Site Registration | Find a Copy | Event Calendar | Site Map
The Voice of the Black Community
Delhaize Food Lion


BB&T, Knights reach ballpark deal
Bank's name would go on uptown stadium
Published Monday, April 23, 2012 12:47 pm
by Herbert L. White

An artist's rendering of the proposed Charlotte Knights stadium uptown. Winston-Salem-based BB&T and the Knights announced a deal Monday in which the bank will become the naming-rights sponsor for the proposed BB&T Ballpark.

BB&T Corporation will become the naming-rights sponsor for Charlotte Knights’ baseball stadium in uptown.

The agreement, which was announced Monday, is a major step in the Knights’ campaign to move back to Charlotte after 22 years in Fort Mill, S.C. Terms of the deal were not disclosed, but the Knights, the Triple-A affiliate of the Chicago White Sox, needs $37.5 million to build the proposed BB&T Ballpark next to the future Romare Bearden Park. Charlotte City Council is considering whether to approve $8.5 million to help the franchise build the park in Third Ward. Mecklenburg County commissioners have voted to provide $28 million in infrastructure upgrades and property.

“We understand approval of the stadium is a process and critical decisions still need to be made,” said Wes Beckner, regional president of BB&T’s Charlotte metro region. “If those decisions are positive, we are delighted to support what we believe will be a tremendous economic catalyst for Charlotte and the region.”

The stadium would carry the BB&T name and include signage and promotional opportunities, starting in 2014 when the Knights move in. The planned 10,000-seat stadium is also expected to help Charlotte attract high school and college baseball tournaments and concerts.

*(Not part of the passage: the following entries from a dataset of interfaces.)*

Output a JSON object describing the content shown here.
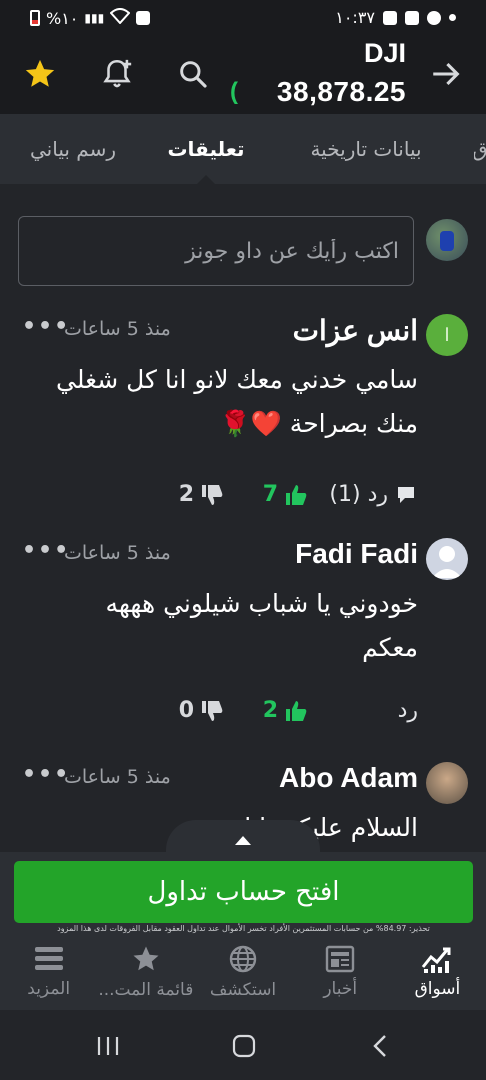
{
  "status_bar": {
    "time": "١٠:٣٧",
    "battery": "%١٠"
  },
  "header": {
    "instrument": "DJI",
    "price": "38,878.25",
    "price_indicator": "(",
    "colors": {
      "up": "#22c55e",
      "star": "#f5c518",
      "background": "#1a1b1e"
    },
    "icons": [
      "star-icon",
      "add-alert-bell-icon",
      "search-icon",
      "arrow-forward-icon"
    ]
  },
  "tabs": [
    {
      "label": "رسم بياني",
      "active": false
    },
    {
      "label": "تعليقات",
      "active": true
    },
    {
      "label": "بيانات تاريخية",
      "active": false
    },
    {
      "label": "ﻕ",
      "active": false
    }
  ],
  "comment_box": {
    "placeholder": "اكتب رأيك عن داو جونز"
  },
  "comments": [
    {
      "author": "انس عزات",
      "avatar_letter": "ا",
      "time": "منذ 5 ساعات",
      "more": "•••",
      "text": "سامي خدني معك لانو انا كل شغلي منك بصراحة ❤️🌹",
      "reply_label": "رد (1)",
      "likes": "7",
      "dislikes": "2"
    },
    {
      "author": "Fadi Fadi",
      "time": "منذ 5 ساعات",
      "more": "•••",
      "text": "خودوني يا شباب شيلوني هههه معكم",
      "reply_label": "رد",
      "likes": "2",
      "dislikes": "0"
    },
    {
      "author": "Abo Adam",
      "time": "منذ 5 ساعات",
      "more": "•••",
      "text": "السلام عليكم يا اخوتي"
    }
  ],
  "cta": {
    "label": "افتح حساب تداول",
    "disclaimer": "تحذير: 84.97% من حسابات المستثمرين الأفراد تخسر الأموال عند تداول العقود مقابل الفروقات لدى هذا المزود",
    "color": "#23a429"
  },
  "bottom_nav": [
    {
      "label": "أسواق",
      "icon": "markets-chart-icon",
      "active": true
    },
    {
      "label": "أخبار",
      "icon": "news-icon",
      "active": false
    },
    {
      "label": "استكشف",
      "icon": "globe-icon",
      "active": false
    },
    {
      "label": "قائمة المت...",
      "icon": "star-icon",
      "active": false
    },
    {
      "label": "المزيد",
      "icon": "menu-icon",
      "active": false
    }
  ]
}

“We are excited to have BB&T join our team as we create a vibrant new entertainment center in uptown Charlotte,” Knights Managing Partner Don Beaver said. …Our partnership significantly increases the excitement, credibility and economic feasibility of our proposed uptown stadium. We couldn’t be prouder to have the BB&T name atop what will be a magnificent addition to the Charlotte landscape.”

Before former Knights owner George Shinn moved the team to South Carolina, Charlotte was home to the Charlotte O’s, which played at the former Crockett Park in South End. Proponents have long argued that bringing baseball back to Charlotte would be good for the city’s economic and sports landscape.

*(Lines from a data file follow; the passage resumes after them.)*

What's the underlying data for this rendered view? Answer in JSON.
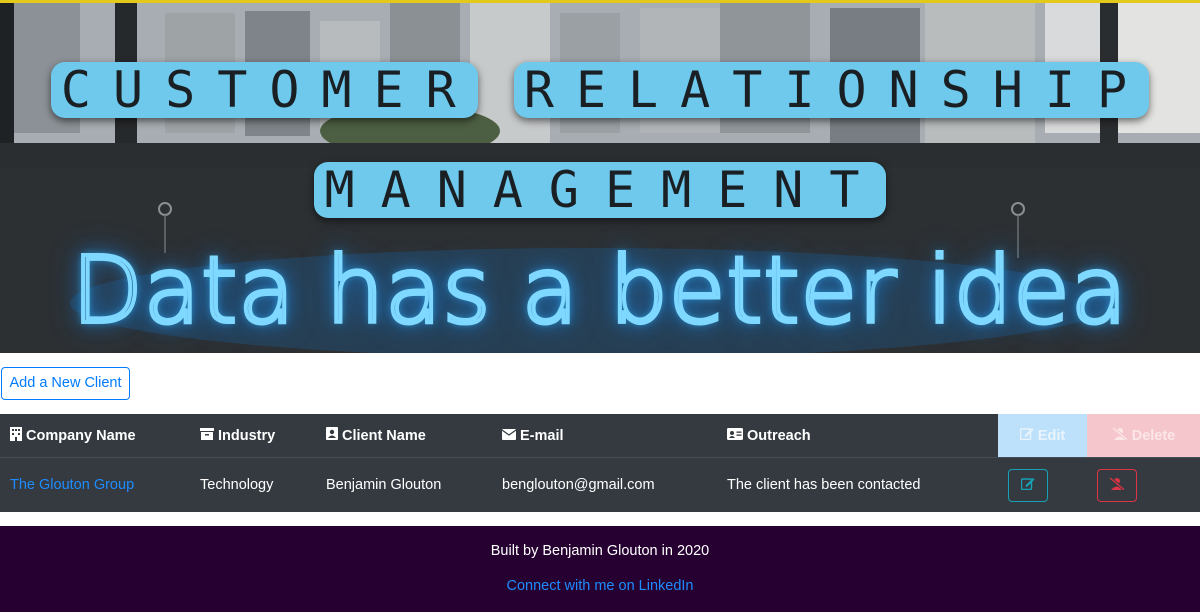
{
  "hero": {
    "title_words": [
      "CUSTOMER",
      "RELATIONSHIP"
    ],
    "title_line2": "MANAGEMENT",
    "neon_text": "Data has a better idea"
  },
  "add_button": {
    "label": "Add a New Client"
  },
  "table": {
    "headers": {
      "company": "Company Name",
      "industry": "Industry",
      "client": "Client Name",
      "email": "E-mail",
      "outreach": "Outreach",
      "edit": "Edit",
      "delete": "Delete"
    },
    "header_icons": {
      "company": "building-icon",
      "industry": "archive-icon",
      "client": "user-card-icon",
      "email": "envelope-icon",
      "outreach": "id-card-icon",
      "edit": "edit-icon",
      "delete": "user-slash-icon"
    },
    "rows": [
      {
        "company": "The Glouton Group",
        "industry": "Technology",
        "client": "Benjamin Glouton",
        "email": "benglouton@gmail.com",
        "outreach": "The client has been contacted"
      }
    ]
  },
  "footer": {
    "built_by": "Built by Benjamin Glouton in 2020",
    "link_text": "Connect with me on LinkedIn"
  },
  "colors": {
    "accent": "#007bff",
    "table_bg": "#343a40",
    "footer_bg": "#250031",
    "title_box": "#6ec9ec",
    "edit": "#17a2b8",
    "delete": "#dc3545"
  }
}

“BB&T is committed to supporting the communities in which we work and live,” he said. “We believe a new baseball stadium in a spectacular setting in uptown Charlotte will create jobs and attract business investment with new restaurants and other businesses. It also will draw crowds to a family-friendly, affordable environment.”

Winston-Salem-based BB&T has grown its marketing footprint through sports. The bank has deals with the Atlantic Coast Conference, Richard Childress Racing and the Wyndham Championship golf tournament in Greensboro. The bank has naming rights to Wake Forest University’s football stadium, as well as that of the Winston-Salem Dash, a minor-league baseball franchise.

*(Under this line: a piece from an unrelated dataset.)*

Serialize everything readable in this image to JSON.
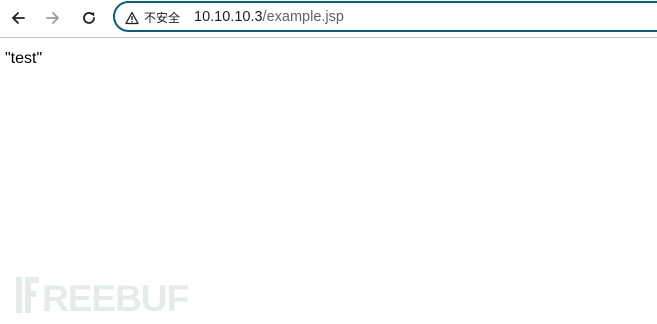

“The proposed stadium is a compelling opportunity for us to extend the BB&T brand in Charlotte, an important market for BB&T,” said Pete Zifchak, BB&T senior vice president of corporate sports marketing and event planning. “We carefully select our sports marketing partnerships to ensure that they have a positive impact on the community and elevate the profile of BB&T in the region. Triple-A baseball in the attractive setting of uptown Charlotte will enhance the area’s vibrancy and raise the awareness of BB&T and our commitment to the communities we serve.”






Leave a Comment

Send this page to a friend

Upcoming Events

read all

Changing the Odds Against MS

This will be an evening of jazz and casino-themed


The Nile Project

One of the tightest cross-cultural collaborations


Columbia Open Studios presented by 701 CCA

701 Center for Contemporary Art presents the 7th

Latest News

read all

Can at-risk Americans afford Trump?

President's policies target core supporters

Is HB2 repeal a compromise or sell out? Hard to tell in divided NC

Lawmakers look for an out; advocates want win

Keep it moving: Yoga connects with inner self

Exercise improves physical and mental health